The Problem with Accounting for Employees as Costs
Barclays and Lloyds recently announced their decision to bring all contractors onto the payroll ahead of the HMRC IR35 April 2020 deadline.
According to Ken Charman, CEO of uFlexReward, this appears to show that the private sector, despite their concerns about how the reforms played out in the public sector, are ready to embrace the new measures when engaging limited company contractors.
Kate Cottrell, one of the UK’s foremost IR35 experts has slammed these organisations for their blanket approach stating: “It is a real shame that these organisations have not waited a little while longer when we should have the final legislation and updated guidance from HMRC on a host of issues…” but their decision to comply ahead of the deadline, clearly demonstrates the mounting regulatory pressure on organisations today.
For companies like Barclays and Lloyds with potentially lots of contractors, complying with the new IR35 rules will be a huge amount of work. However, it also provides an opportunity to assess whether the current systems they have in place enable them to accurately report on their human capital assets, including the contractor workforce.
Accounting for Total Labour Costs
It is becoming increasingly important that organisations understand and report on their human capital assets in a transparent way to existing and prospective employees, shareholders, regulators and other interested parties. Yet, to date, external contractors, consultants and contingent workers are usually excluded from the employee payroll and the organisation’s total labour cost remains unknown.
When an organisation wants to analyse its business, it needs to see the whole labour cost, not just what the payroll systems can show up. In omitting the total data pertinent to contingent workers, organisations fail to understand labour productivity and end up with a skewed analysis that only takes into account employees. Deloitte found last year that only 42% of organisations were primarily made up of salaried employees.
With the IR35 forcing the costs of limited company contractors to be accounted for within the employee payroll, we’re some way along the road in organisations understanding the value of its human capital. This is despite there being no guidance yet on who will pay the tax, NI and the levy.
With the IR35 forcing the costs of limited company contractors to be accounted for within the employee payroll, we’re some way along the road in organisations understanding the value of its human capital.
For right now though, there is no universally accepted way to track the management of human capital. The economy has grown in ways that leave the current rules behind. For several decades an organisations’ market value has been far higher than the value of their tangible assets (for example land, buildings, fixtures and fittings), leading for calls for labour assets (i.e. human capital) to be included on balance sheets to give a more accurate impression of organisation value.

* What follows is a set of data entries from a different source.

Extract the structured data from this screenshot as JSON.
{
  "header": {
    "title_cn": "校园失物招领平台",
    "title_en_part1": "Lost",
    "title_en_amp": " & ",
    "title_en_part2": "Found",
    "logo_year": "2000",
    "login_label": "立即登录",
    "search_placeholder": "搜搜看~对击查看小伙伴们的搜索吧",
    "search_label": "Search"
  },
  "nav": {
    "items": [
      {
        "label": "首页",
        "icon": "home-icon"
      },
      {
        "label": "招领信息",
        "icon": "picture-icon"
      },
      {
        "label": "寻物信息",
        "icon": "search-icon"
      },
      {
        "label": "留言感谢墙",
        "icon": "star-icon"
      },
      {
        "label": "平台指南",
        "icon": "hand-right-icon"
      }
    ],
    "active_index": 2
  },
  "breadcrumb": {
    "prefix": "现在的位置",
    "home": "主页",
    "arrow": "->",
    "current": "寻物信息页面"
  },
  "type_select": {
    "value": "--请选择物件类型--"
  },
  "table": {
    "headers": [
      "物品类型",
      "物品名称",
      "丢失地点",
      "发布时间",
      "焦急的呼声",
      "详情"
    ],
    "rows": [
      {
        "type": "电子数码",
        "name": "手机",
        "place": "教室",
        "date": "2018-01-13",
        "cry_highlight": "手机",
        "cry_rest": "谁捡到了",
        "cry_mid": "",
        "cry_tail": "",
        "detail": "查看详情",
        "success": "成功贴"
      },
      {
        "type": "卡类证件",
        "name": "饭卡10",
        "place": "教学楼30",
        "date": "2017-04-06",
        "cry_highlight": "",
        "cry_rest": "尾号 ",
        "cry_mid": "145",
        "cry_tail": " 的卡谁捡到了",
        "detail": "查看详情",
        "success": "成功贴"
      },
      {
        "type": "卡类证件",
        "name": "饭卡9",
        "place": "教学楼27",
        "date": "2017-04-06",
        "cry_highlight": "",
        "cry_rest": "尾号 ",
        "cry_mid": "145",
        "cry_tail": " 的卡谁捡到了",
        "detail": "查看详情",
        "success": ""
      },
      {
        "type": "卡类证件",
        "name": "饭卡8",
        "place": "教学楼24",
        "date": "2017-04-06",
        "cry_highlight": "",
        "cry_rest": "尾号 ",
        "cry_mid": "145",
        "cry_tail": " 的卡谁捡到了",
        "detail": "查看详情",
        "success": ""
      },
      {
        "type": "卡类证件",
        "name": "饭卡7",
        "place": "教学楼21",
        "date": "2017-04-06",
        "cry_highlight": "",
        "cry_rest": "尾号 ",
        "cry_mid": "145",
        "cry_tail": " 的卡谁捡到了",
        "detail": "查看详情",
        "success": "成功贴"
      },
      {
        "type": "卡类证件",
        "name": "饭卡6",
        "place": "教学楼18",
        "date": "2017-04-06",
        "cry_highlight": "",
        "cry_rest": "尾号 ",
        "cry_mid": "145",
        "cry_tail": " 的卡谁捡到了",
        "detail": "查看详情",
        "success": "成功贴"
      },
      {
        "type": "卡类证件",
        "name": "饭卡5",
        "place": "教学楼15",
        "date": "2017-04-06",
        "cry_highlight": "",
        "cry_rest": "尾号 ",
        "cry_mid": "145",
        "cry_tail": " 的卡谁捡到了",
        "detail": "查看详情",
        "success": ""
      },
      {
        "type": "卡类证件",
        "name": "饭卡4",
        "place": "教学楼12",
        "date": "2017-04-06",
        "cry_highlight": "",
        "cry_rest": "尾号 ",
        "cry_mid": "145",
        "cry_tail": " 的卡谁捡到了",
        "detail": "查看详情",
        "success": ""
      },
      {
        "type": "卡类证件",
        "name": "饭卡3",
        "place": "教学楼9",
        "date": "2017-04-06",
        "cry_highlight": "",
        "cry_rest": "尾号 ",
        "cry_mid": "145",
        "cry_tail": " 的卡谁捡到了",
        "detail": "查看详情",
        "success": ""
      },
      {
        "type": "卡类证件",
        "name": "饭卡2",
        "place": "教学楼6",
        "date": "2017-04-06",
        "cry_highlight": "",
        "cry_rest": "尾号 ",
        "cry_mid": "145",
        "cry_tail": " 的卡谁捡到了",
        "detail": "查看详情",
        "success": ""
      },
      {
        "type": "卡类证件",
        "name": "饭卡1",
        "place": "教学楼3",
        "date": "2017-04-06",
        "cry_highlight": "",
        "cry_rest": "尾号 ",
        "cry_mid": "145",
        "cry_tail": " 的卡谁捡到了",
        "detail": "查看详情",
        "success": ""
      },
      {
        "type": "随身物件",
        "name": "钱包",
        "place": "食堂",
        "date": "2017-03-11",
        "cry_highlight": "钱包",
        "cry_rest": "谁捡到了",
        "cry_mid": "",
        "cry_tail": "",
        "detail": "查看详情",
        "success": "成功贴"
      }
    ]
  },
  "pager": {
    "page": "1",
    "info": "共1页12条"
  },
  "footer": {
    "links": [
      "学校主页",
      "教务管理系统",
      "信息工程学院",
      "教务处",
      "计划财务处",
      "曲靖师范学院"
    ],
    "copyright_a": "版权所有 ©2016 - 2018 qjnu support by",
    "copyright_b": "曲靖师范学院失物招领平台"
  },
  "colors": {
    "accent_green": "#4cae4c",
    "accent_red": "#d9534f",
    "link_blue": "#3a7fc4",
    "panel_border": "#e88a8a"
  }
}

Reporting on Labour
Whilst companies must report detailed information about their capital investments, they have almost no reporting requirements related to human capital. This is a problem for two reasons.
The lines between contingent workers and employees are becoming increasingly blurred. This cannot be more clearly illustrated than with the recent troubles of Uber in the UK, whose drivers – traditionally thought to be self-employed – were, in fact employees of the company. Uber now has statutory obligations to give drivers holiday and sick pay (and thus, they are entitled to a minimum wage and paid leave). Prior to this, these were costs that were not broken down and could be a way of hiding a very bad gender pay gap, underrepresented minorities and more – regulators are catching up with that.
Additionally, not having to report on human capital discourages effective investment in workers – which can have an impact on your bottom line. Research shows organisations with specific employee experience programs and strategies report up to three times higher profit growth. Part of this growth is due to lower operating margins stemming from employees being more innovative in how they work, but lower employee turnover also contributes measurable savings.
Although the private sector may be lagging in preparation for the IR35 changes that take effect in little over 150 days’ time, they could bring about a seismic change in how organisations start to report on their human capital costs to the wider market.